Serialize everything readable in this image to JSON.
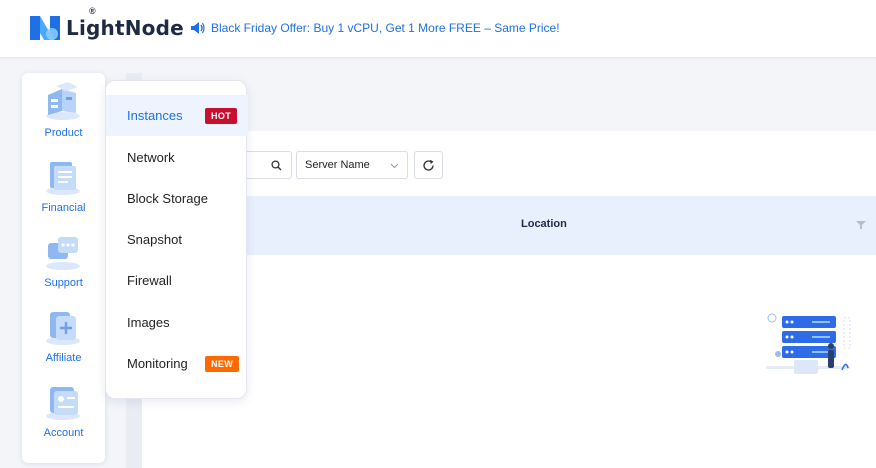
{
  "header": {
    "brand": "LightNode",
    "registered": "®",
    "promo_text": "Black Friday Offer: Buy 1 vCPU, Get 1 More FREE – Same Price!"
  },
  "left_nav": {
    "items": [
      {
        "label": "Product",
        "icon": "product-icon"
      },
      {
        "label": "Financial",
        "icon": "financial-icon"
      },
      {
        "label": "Support",
        "icon": "support-icon"
      },
      {
        "label": "Affiliate",
        "icon": "affiliate-icon"
      },
      {
        "label": "Account",
        "icon": "account-icon"
      }
    ]
  },
  "product_menu": {
    "items": [
      {
        "label": "Instances",
        "badge": "HOT",
        "active": true
      },
      {
        "label": "Network"
      },
      {
        "label": "Block Storage"
      },
      {
        "label": "Snapshot"
      },
      {
        "label": "Firewall"
      },
      {
        "label": "Images"
      },
      {
        "label": "Monitoring",
        "badge": "NEW"
      }
    ]
  },
  "toolbar": {
    "filter_select_value": "Server Name"
  },
  "table": {
    "columns": [
      "Location"
    ]
  },
  "colors": {
    "accent": "#1f6fe6",
    "hot_badge": "#c8102e",
    "new_badge": "#ff6a00",
    "table_header_bg": "#e8f0fe"
  }
}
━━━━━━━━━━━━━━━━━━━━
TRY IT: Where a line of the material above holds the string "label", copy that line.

WORKED SOLUTION:
        "label": "Product",
        "label": "Financial",
        "label": "Support",
        "label": "Affiliate",
        "label": "Account",
        "label": "Instances",
        "label": "Network"
        "label": "Block Storage"
        "label": "Snapshot"
        "label": "Firewall"
        "label": "Images"
        "label": "Monitoring",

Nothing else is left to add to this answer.